y2k countdown: If It Does Not Go Exactly Right, Then What?

Quite a thought! Currently polls suggest a highly reactive environment. Whatever the reasons few have any form of contingency plans - even less have a written version. You know time is running out. You know that 1999 is going to be one of your most critical years in your career.

Unknown risks lurk in the shadows of 2000. After all we have never been there. YES, we never went to the Moon before either but we could always stop the countdown launch clock. It is no secret that programmers are overly optimistic and project managers submit double and triple estimated project hours to arrive at an accurate completion date and still missed deadlines are very common. Failure is not very pleasant anytime, especially in this Year 2000 business

Testing is not enough nor the final phase of Year/2000. Believing so is similar to thinking your system does not require well written recovery and disaster recovery plans. Surely, you can relate to the panic of disastrous situations. "Test or be Tested" is often heard on the streets, the net, and more. Test or not, you will be tested - in the 12th hour nonetheless. It’s timing is less then optimum and painfully unavoidable. The extent driven by perceived severity, to the business, staff, budgets, and confidence factors. Limited only by the infinite number of combinations and code paths in various combinations with key dates on your business calendars. Are you getting a picture, that the risks are still very much present and you will need stable direction prepared in Contingency plans?

One of the major purposes of Contingency Plans is to stabilize the company’s operations as quickly as possible. This requires planning and a view of the possible cascading effects and process interdependencies. Written Contingency Plans, prioritized to support your business risks are a must! For as much as we believe our labors have been done accurately there remains reasonable uncertainty to be evaluated. That includes reliability of product, services, transportation, and information interfaces. Speed of recovery is important, so it is essential to test recovery plans effectively.

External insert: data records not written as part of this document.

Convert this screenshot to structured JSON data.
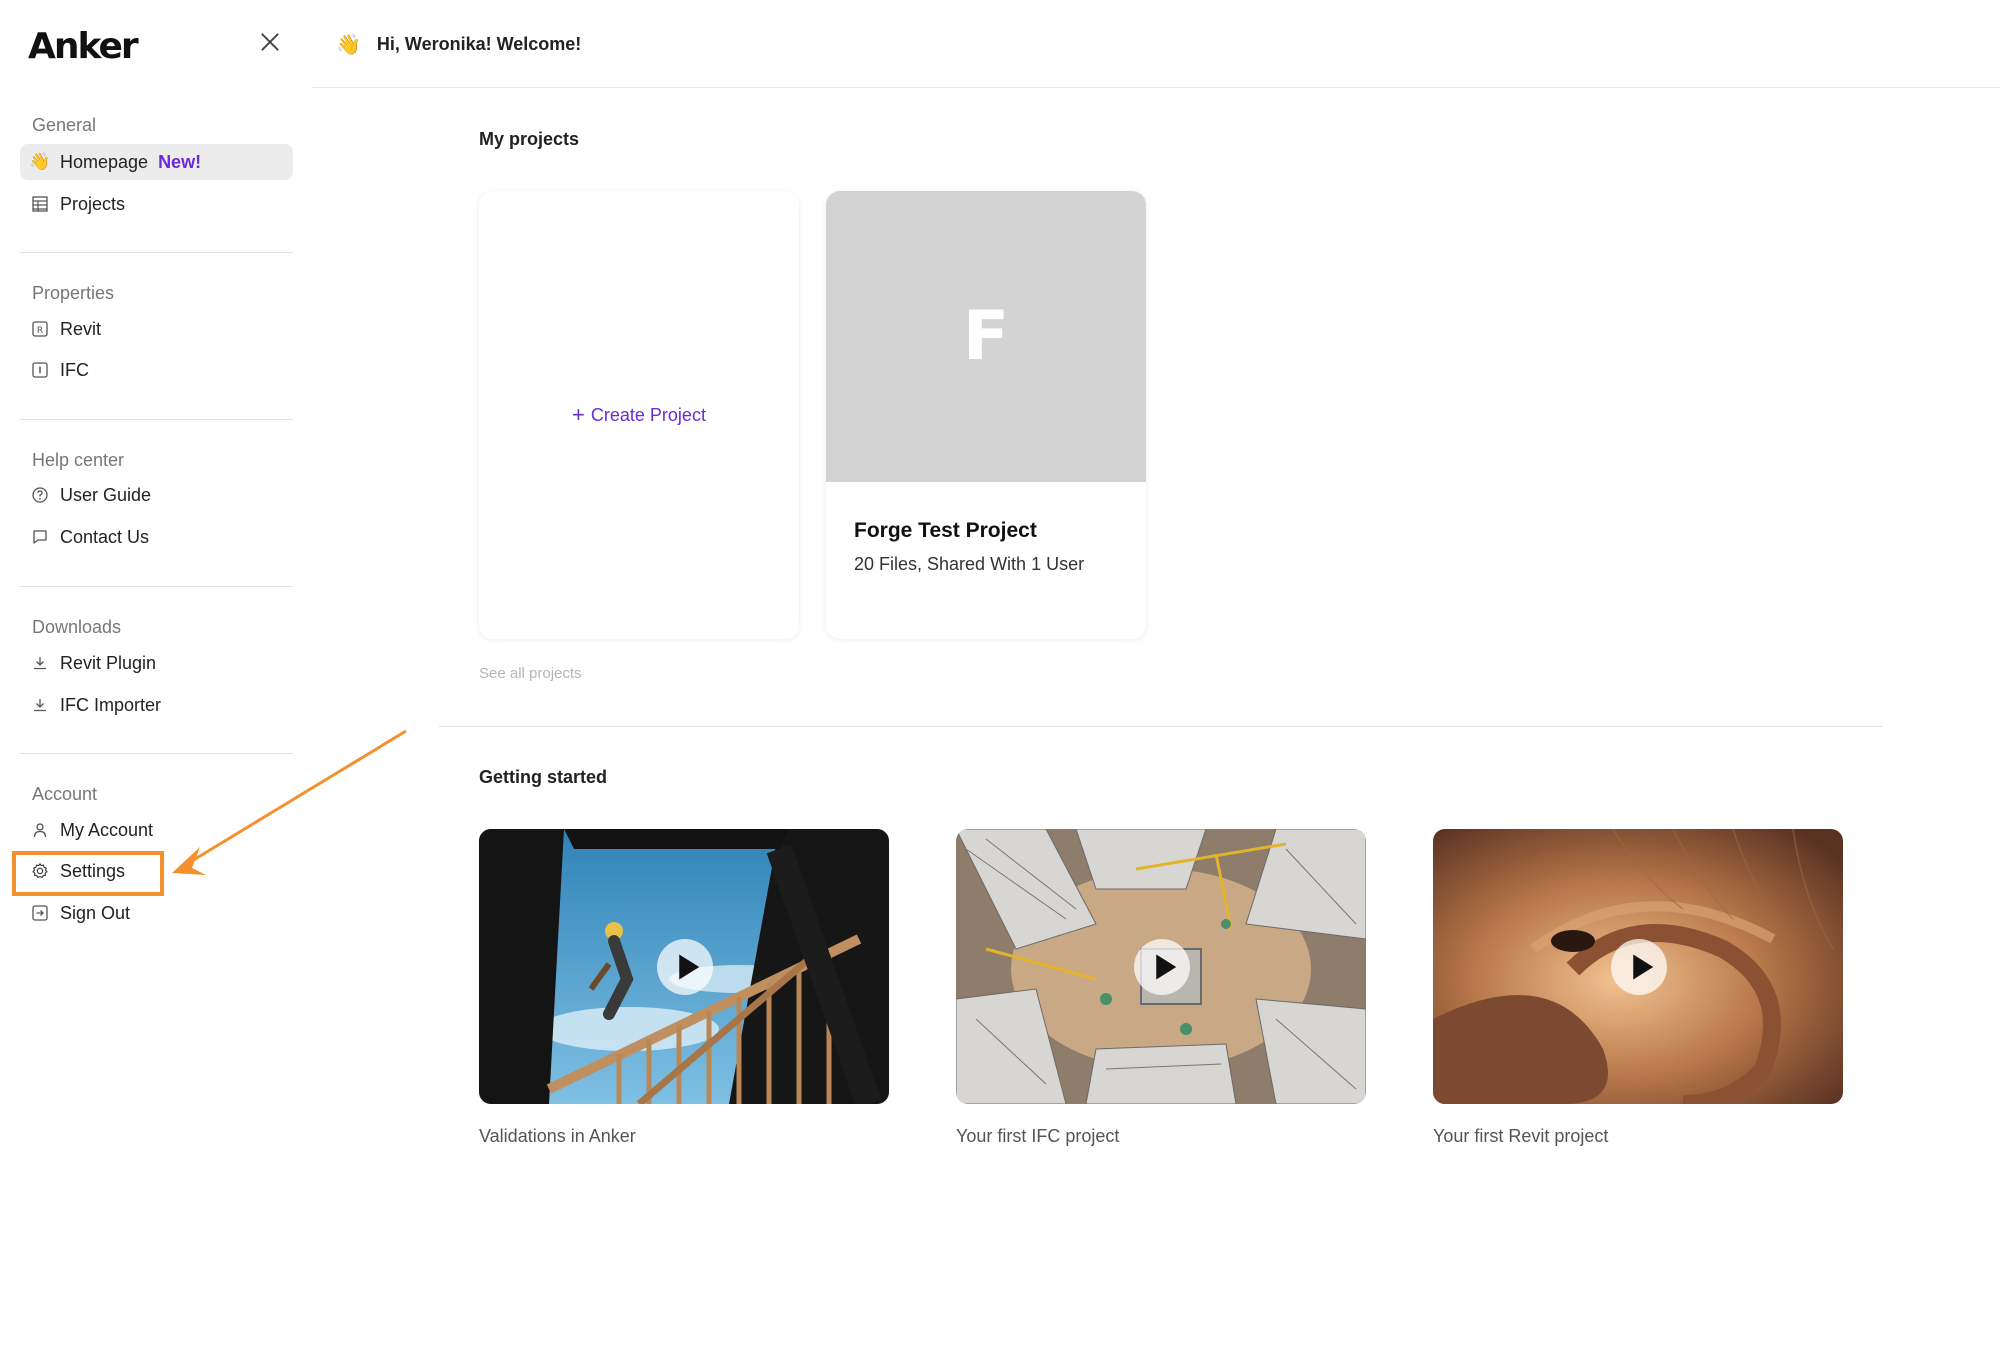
{
  "sidebar": {
    "logo": "Anker",
    "sections": {
      "general": {
        "title": "General",
        "homepage": "Homepage",
        "homepage_badge": "New!",
        "projects": "Projects"
      },
      "properties": {
        "title": "Properties",
        "revit": "Revit",
        "ifc": "IFC"
      },
      "help": {
        "title": "Help center",
        "user_guide": "User Guide",
        "contact": "Contact Us"
      },
      "downloads": {
        "title": "Downloads",
        "revit_plugin": "Revit Plugin",
        "ifc_importer": "IFC Importer"
      },
      "account": {
        "title": "Account",
        "my_account": "My Account",
        "settings": "Settings",
        "sign_out": "Sign Out"
      }
    }
  },
  "header": {
    "wave_icon": "👋",
    "welcome": "Hi, Weronika! Welcome!"
  },
  "main": {
    "my_projects": {
      "title": "My projects",
      "create_label": "Create Project",
      "create_icon": "+",
      "project": {
        "letter": "F",
        "name": "Forge Test Project",
        "meta": "20 Files, Shared With 1 User"
      },
      "see_all": "See all projects"
    },
    "getting_started": {
      "title": "Getting started",
      "videos": [
        {
          "caption": "Validations in Anker"
        },
        {
          "caption": "Your first IFC project"
        },
        {
          "caption": "Your first Revit project"
        }
      ]
    }
  },
  "colors": {
    "accent": "#6b2bd9",
    "annotation": "#f5912c"
  }
}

Let’s look at the some prerequisites in building contingency plans.

Identification and relative importance of critical functions.

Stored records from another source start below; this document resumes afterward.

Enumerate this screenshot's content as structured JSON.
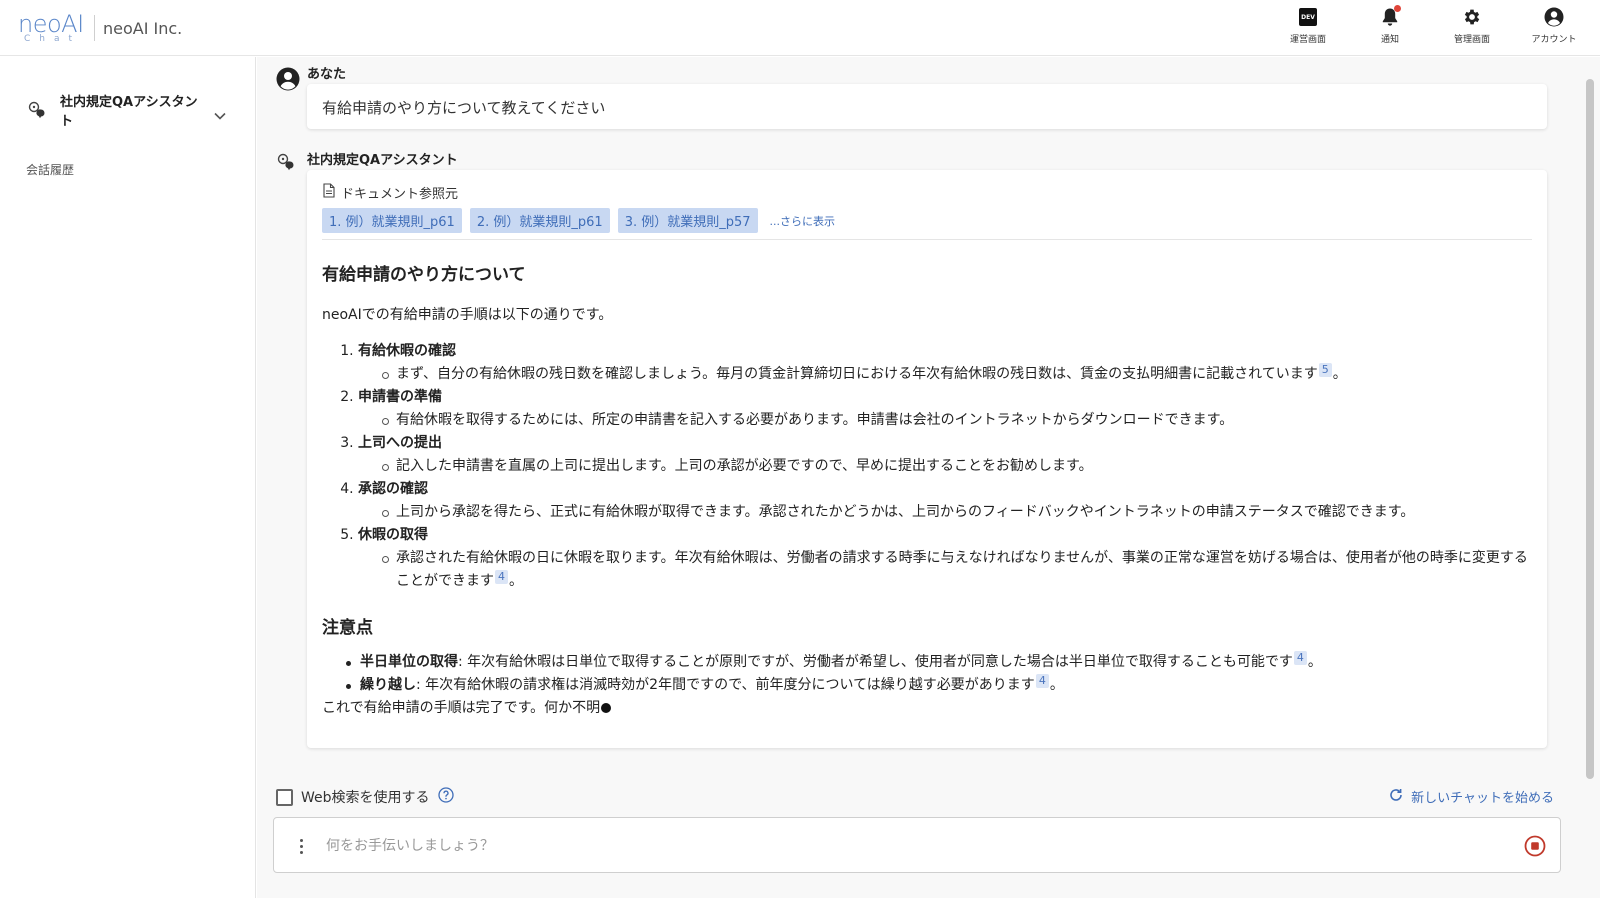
{
  "header": {
    "logo_text": "neoAI",
    "logo_sub": "Chat",
    "company": "neoAI Inc.",
    "actions": [
      {
        "label": "運営画面",
        "icon": "dev-icon",
        "badge": "DEV"
      },
      {
        "label": "通知",
        "icon": "bell-icon"
      },
      {
        "label": "管理画面",
        "icon": "gear-icon"
      },
      {
        "label": "アカウント",
        "icon": "account-icon"
      }
    ]
  },
  "sidebar": {
    "assistant_name": "社内規定QAアシスタント",
    "history_label": "会話履歴"
  },
  "chat": {
    "user": {
      "name": "あなた",
      "message": "有給申請のやり方について教えてください"
    },
    "bot": {
      "name": "社内規定QAアシスタント",
      "refs_label": "ドキュメント参照元",
      "refs": [
        "1. 例）就業規則_p61",
        "2. 例）就業規則_p61",
        "3. 例）就業規則_p57"
      ],
      "refs_more": "...さらに表示",
      "title": "有給申請のやり方について",
      "intro": "neoAIでの有給申請の手順は以下の通りです。",
      "steps": [
        {
          "title": "有給休暇の確認",
          "detail": "まず、自分の有給休暇の残日数を確認しましょう。毎月の賃金計算締切日における年次有給休暇の残日数は、賃金の支払明細書に記載されています",
          "cite": "5",
          "tail": "。"
        },
        {
          "title": "申請書の準備",
          "detail": "有給休暇を取得するためには、所定の申請書を記入する必要があります。申請書は会社のイントラネットからダウンロードできます。",
          "cite": "",
          "tail": ""
        },
        {
          "title": "上司への提出",
          "detail": "記入した申請書を直属の上司に提出します。上司の承認が必要ですので、早めに提出することをお勧めします。",
          "cite": "",
          "tail": ""
        },
        {
          "title": "承認の確認",
          "detail": "上司から承認を得たら、正式に有給休暇が取得できます。承認されたかどうかは、上司からのフィードバックやイントラネットの申請ステータスで確認できます。",
          "cite": "",
          "tail": ""
        },
        {
          "title": "休暇の取得",
          "detail": "承認された有給休暇の日に休暇を取ります。年次有給休暇は、労働者の請求する時季に与えなければなりませんが、事業の正常な運営を妨げる場合は、使用者が他の時季に変更することができます",
          "cite": "4",
          "tail": "。"
        }
      ],
      "notes_title": "注意点",
      "notes": [
        {
          "term": "半日単位の取得",
          "text": ": 年次有給休暇は日単位で取得することが原則ですが、労働者が希望し、使用者が同意した場合は半日単位で取得することも可能です",
          "cite": "4",
          "tail": "。"
        },
        {
          "term": "繰り越し",
          "text": ": 年次有給休暇の請求権は消滅時効が2年間ですので、前年度分については繰り越す必要があります",
          "cite": "4",
          "tail": "。"
        }
      ],
      "closing": "これで有給申請の手順は完了です。何か不明"
    }
  },
  "footer": {
    "web_search_label": "Web検索を使用する",
    "new_chat_label": "新しいチャットを始める",
    "input_placeholder": "何をお手伝いしましょう？"
  },
  "colors": {
    "accent": "#3f6db8",
    "chip_bg": "#c8d8f2",
    "notification": "#e0453a"
  }
}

Analysis of:

  • the desired survival order [first, second, third - - degree of importance]
  • the current methods of operation searching for simplification opportunities.
  • people, systems, supplier, product - sole dependencies

MIS being a vital part of the performance of many critical functions must be a conspicuous part of the company contingency planning for Year 2000 transitions. Consider the impact of date miscalculations, Inventory hardware, software [system & applications], telecommunications, external and internal interfaces, environmental, and financial dependencies. Key management MUST decide which of these must continue to function at what level and those that MUST work adinfinitum and those they can do without entirely. Some functions might be outsourced others cut by large amounts to aid in the reallocation of resources, crucial cross training or manual efforts. IT input is invaluable as you will see.

Substantial parts of the above analysis will come from current methods and operations others will emerge from the contingency plan evolution. Critical functions may not be important to continued operations. Therefore, a careful analysis and weighing of relative priorities and interrelationships is key -- just as data integrity is a prime mission.]

Armed with these processes, you might go forward into more depth on critical elements such as:

  • Inventories and Required services
  • Facilities, personnel, hardware, system software, application software
  • Degraded Operations Procedures
  • External infrastructures - key relationships, supplies and supply chains.
  • Resumption of Service Strategies

Year/2000 comes with many of the attributes of disaster and recovery plans and some added considerations. MIS should be well versed in these areas and able to build on them for Year 2000 contingency planning deltas. These can be found in the mammoth amount of code changes perhaps data changes or both. Not to mention the human skill shortages or losses both in-house and contracted..

Contingency Planning is the way to minimize the impact of Year/2000 problems through yet another level preparedness. This includes the requirement for a written plan. Please do not abuse it as your primary vehicle to bridge the 2000 gap or transition. It is a necessary insurance policy all will need. Circumstance dictate concentrated efforts be focused on only mission critical, non-deferrable operations first. Pay special attention to computer and external infrastructure requirements

Contingency Plans are your "Plan Ahead" notes allowing you to keep you wits about you during times of utter chaos. There are about eight to 10 key steps we might look at in a more detailed manner in the future if you have interest. Let me know. Glenn-Ericson@att.net>

2/9/1999-->